If we really are intrinsically no good, then there’s no sense in working towards anything constructive, and we can feel free to wallow in negativity. It’s the perfect copout.

We need to choose the former path. We have to carry on, and reach for new beginnings with the belief – however elusive it might be – that we can build a future defined by the goodness within us. Not because we believe in utopia, but because an awareness of our failures tempered by an optimistic outlook is much more likely to have a positive outcome. Hopeful people are better at solving problems, and the expectation that we can and will do better brings true accountability.

To do this, we need to adopt a cognitive framework for our future that – while acutely aware of our many problems – is not forever encumbered by them.

That’s what Mars settlement is all about. It’s about finding a way to cheer for team human again, and to anticipate the coming century with optimism, while simultaneously working on our troubles here on Earth.

I hope that those critics – and, indeed, anybody who has lost faith in humanity – will watch on as the first explorers step foot on the red planet. I hope that, as they witness the unfolding of a new chapter in our shared history, they begin to feel a sense of daring optimism take root, in place of their despair.
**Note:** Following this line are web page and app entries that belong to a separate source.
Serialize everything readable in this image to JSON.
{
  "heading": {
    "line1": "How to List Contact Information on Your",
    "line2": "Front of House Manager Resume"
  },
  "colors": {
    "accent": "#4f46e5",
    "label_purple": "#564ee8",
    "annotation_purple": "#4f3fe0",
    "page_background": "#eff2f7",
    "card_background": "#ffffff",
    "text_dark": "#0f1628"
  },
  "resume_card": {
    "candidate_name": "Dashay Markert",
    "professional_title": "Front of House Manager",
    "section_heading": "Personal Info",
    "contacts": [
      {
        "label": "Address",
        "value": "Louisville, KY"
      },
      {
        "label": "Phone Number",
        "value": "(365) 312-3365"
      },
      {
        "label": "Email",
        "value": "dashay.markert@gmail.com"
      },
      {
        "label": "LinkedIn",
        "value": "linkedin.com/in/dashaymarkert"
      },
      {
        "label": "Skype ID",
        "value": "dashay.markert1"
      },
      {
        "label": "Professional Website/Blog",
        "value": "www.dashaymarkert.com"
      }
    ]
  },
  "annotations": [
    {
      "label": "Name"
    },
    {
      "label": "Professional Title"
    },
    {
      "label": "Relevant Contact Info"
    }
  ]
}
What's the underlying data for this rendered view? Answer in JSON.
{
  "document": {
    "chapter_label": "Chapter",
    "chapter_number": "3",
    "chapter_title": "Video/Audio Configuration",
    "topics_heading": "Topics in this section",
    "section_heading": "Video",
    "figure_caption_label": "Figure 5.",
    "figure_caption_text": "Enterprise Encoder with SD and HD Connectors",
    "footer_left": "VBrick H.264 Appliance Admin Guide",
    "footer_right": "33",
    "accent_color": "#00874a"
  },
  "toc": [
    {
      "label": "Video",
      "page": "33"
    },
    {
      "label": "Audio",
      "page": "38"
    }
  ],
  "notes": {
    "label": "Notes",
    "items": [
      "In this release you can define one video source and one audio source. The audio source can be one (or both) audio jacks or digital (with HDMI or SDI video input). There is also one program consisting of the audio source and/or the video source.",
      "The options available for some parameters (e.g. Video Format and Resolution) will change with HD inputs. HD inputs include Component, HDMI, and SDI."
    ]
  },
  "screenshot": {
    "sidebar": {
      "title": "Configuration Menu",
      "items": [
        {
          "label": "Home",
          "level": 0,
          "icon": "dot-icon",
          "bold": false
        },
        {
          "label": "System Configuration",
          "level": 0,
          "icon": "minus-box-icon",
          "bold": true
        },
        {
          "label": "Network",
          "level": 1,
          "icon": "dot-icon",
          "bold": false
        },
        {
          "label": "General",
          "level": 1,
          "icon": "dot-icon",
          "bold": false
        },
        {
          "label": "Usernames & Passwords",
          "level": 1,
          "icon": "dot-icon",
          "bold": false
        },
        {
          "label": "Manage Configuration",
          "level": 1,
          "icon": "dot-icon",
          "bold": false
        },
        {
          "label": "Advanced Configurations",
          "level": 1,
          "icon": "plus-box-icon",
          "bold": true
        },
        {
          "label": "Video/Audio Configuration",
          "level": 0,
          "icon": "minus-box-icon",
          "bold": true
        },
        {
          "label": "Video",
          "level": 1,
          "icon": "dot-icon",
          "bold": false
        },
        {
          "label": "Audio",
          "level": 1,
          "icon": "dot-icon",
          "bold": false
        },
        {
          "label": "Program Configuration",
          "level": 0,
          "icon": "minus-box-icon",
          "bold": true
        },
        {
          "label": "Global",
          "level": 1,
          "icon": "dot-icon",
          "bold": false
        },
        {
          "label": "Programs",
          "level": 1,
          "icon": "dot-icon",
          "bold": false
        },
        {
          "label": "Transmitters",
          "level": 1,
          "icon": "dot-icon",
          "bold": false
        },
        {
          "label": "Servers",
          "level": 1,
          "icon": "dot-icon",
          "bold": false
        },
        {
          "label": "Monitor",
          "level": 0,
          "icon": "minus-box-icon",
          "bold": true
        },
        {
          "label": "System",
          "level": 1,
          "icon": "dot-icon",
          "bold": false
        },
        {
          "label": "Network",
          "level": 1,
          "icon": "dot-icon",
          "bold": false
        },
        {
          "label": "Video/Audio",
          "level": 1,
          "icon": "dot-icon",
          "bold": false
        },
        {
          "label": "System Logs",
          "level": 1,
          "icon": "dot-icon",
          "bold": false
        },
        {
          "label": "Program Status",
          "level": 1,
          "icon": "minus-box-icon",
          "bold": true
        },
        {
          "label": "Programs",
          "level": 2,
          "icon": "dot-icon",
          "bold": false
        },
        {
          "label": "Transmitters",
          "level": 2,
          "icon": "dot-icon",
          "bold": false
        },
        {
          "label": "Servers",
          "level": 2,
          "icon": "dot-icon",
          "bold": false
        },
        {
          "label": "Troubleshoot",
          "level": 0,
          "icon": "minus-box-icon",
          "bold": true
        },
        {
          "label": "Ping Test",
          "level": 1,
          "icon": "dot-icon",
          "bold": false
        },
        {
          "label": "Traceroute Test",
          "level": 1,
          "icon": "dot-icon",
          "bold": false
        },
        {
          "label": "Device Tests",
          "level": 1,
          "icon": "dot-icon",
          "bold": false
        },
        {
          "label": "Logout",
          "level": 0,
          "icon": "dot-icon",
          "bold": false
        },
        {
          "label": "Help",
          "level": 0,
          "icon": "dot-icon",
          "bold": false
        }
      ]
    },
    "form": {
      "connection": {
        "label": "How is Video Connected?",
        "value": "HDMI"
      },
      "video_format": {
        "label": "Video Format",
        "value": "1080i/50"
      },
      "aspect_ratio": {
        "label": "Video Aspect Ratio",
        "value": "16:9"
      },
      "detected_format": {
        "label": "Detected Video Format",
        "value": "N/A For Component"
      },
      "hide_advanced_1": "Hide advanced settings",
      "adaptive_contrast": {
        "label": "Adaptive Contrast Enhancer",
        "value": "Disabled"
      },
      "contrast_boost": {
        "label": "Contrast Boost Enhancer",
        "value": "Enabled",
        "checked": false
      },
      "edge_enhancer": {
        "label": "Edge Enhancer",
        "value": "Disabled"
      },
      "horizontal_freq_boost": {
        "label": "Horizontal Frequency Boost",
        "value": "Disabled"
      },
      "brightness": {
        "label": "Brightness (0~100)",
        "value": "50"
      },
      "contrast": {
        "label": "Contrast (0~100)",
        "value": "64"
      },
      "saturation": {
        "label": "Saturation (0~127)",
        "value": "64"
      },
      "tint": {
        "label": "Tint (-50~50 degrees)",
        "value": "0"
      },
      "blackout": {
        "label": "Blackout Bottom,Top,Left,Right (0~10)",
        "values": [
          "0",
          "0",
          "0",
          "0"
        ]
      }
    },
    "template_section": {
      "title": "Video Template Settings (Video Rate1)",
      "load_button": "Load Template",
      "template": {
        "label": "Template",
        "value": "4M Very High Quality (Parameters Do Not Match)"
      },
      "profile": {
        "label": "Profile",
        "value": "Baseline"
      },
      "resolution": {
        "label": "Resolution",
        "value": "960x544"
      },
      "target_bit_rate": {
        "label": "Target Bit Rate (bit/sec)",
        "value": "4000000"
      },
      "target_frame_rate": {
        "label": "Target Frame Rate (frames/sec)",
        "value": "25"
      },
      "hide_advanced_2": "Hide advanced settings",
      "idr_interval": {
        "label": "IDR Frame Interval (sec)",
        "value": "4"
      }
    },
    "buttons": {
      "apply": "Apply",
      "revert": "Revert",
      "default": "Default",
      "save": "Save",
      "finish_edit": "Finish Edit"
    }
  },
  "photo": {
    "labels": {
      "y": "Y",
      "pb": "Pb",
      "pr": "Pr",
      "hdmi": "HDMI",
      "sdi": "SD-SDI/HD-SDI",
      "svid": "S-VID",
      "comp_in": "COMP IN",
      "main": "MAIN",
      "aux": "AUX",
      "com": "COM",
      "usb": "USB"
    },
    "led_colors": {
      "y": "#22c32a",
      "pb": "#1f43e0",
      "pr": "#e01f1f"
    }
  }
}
When Hayley Arceneaux of the Inspiration 4 mission said “there is a future” and “it gets better”, she was referring to the words of encouragement she would relay from orbit to cancer patients around the world, but I think the spirit of that message was important for everyone back on Earth to receive.

Our species has a future – here, on Mars, and elsewhere – and it gets better.